### WHAT NEEDS TO BE DONE
Below are some records. Pull every line that contains the word "text".

### RECORDS SHOWN
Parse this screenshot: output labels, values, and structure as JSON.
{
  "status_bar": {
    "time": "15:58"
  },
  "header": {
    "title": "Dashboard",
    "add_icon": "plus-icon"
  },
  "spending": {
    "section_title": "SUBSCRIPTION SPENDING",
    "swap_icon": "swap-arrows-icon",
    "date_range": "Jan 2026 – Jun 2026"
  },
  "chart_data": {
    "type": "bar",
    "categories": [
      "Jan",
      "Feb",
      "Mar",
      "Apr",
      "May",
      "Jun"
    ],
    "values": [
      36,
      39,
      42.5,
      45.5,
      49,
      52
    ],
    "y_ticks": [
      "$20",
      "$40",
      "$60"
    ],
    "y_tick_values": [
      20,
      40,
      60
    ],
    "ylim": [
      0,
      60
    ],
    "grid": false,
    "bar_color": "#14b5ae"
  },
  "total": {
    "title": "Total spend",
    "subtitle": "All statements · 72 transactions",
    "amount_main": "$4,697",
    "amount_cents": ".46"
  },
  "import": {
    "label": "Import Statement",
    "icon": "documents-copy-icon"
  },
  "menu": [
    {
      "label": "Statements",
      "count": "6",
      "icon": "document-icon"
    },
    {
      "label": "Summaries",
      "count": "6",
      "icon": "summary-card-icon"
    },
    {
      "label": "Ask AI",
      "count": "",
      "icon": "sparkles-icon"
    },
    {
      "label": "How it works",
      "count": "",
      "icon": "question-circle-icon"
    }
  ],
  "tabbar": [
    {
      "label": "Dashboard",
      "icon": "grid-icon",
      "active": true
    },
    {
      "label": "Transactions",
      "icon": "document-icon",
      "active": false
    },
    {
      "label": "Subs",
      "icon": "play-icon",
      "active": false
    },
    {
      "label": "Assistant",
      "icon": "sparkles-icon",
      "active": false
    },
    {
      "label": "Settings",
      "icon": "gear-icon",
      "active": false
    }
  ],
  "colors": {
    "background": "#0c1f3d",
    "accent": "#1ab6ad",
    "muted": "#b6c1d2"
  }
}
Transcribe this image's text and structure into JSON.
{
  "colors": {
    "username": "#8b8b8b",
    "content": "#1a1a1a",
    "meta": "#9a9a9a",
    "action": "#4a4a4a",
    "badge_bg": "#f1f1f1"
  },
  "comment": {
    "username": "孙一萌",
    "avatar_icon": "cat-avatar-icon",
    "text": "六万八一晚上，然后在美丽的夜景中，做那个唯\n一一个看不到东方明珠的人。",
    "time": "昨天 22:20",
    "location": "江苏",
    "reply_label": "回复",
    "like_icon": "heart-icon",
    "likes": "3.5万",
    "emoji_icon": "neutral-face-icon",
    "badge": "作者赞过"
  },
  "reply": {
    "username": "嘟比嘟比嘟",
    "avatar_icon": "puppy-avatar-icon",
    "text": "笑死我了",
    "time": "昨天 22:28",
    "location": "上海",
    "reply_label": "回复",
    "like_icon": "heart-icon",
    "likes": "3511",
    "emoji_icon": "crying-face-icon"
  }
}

### EXERCISE SOLUTION
Transcribe this image's text and structure into JSON.
    "text": "六万八一晚上，然后在美丽的夜景中，做那个唯\n一一个看不到东方明珠的人。",
    "text": "笑死我了",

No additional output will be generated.